Looking behind the milk label

Opting for plant-based milk options can decrease one’s environmental impact by avoiding cow milk, which requires a production process that releases methane gas, increases water pollution and uses large amounts of water and land. Fortification, which is the addition of various nutrients not naturally found in milk, can increase the health benefits of plant-based options. Below is general nutritional information for cow, soy, almond and oat milk provided by registered dietitian nutritionist Rachel Dyckman and evidence-based nutritionist Bridget Arriaza.

Cow milk

Cow milk has essential amino acids important for the brain and overall health. Cow milk is a great source of calcium, which can protect gut lining, and is full of protein. Both calcium and protein are important for those still growing.

Oat milk

Oat milk contains soluble fiber which promotes gut and colon health. Oats contain Beta-Glucan, a fiber which promotes a healthy gut microbiome. Oat milk contains more carbohydrates than other cow milk alternatives and has zero cholesterol unlike cow milk. 

Soy milk

Soy milk contains a similar amount of protein to cow milk. Soy itself is a complete protein, which means it contains all of the essential amino acids the body needs. Soy milk also contains fiber, which cow milk lacks, and is a great source of calcium and vitamin D. 

Almond milk

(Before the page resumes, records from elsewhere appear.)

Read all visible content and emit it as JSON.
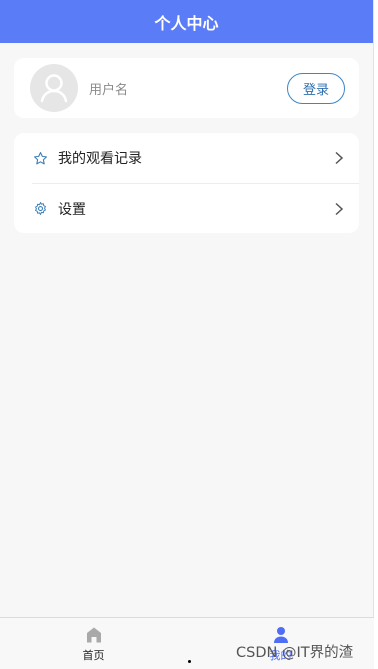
{
  "header": {
    "title": "个人中心"
  },
  "profile": {
    "username": "用户名",
    "login_label": "登录"
  },
  "menu": {
    "items": [
      {
        "label": "我的观看记录",
        "icon": "star-icon"
      },
      {
        "label": "设置",
        "icon": "gear-icon"
      }
    ]
  },
  "tabbar": {
    "items": [
      {
        "label": "首页",
        "icon": "home-icon",
        "active": false
      },
      {
        "label": "我的",
        "icon": "person-icon",
        "active": true
      }
    ]
  },
  "watermark": "CSDN @IT界的渣",
  "colors": {
    "header": "#5b7cf7",
    "accent_blue": "#3d86c6",
    "tab_active": "#4f6df5"
  }
}
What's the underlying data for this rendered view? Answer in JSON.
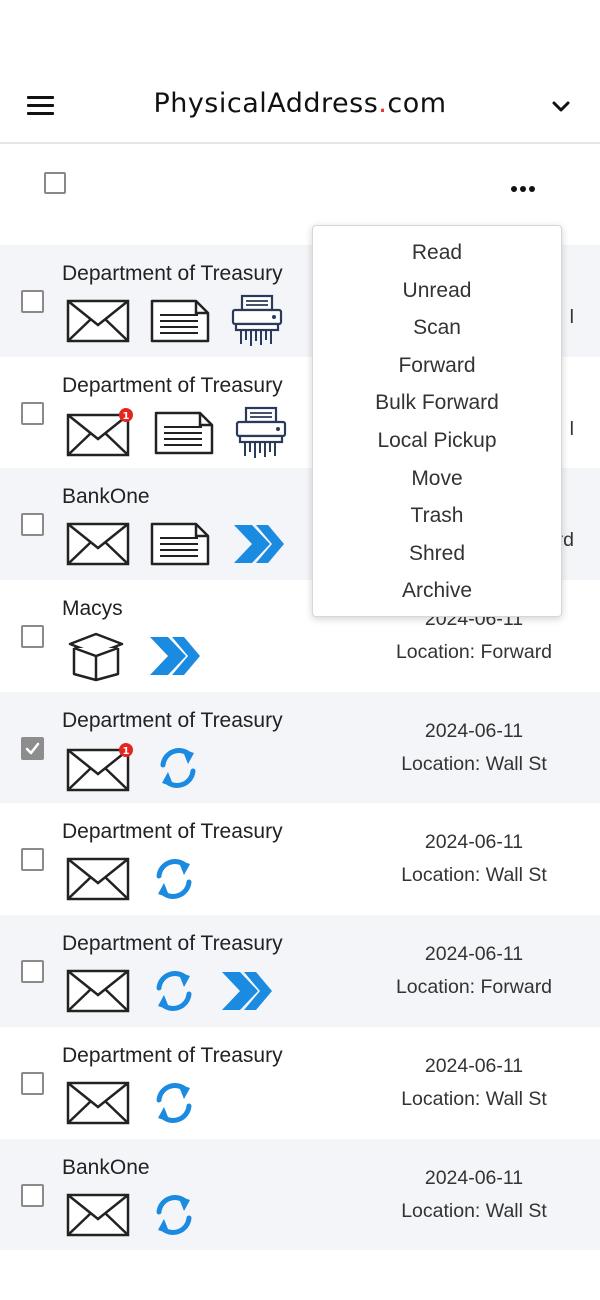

Almond milk is a great source of vitamin E, an antioxidant that combats inflammation in the body. This type of milk contains less phosphorus and potassium than cow milk, making it better for kidney health. While it is good for bone and eye health, it contains less protein than other plant-based milks.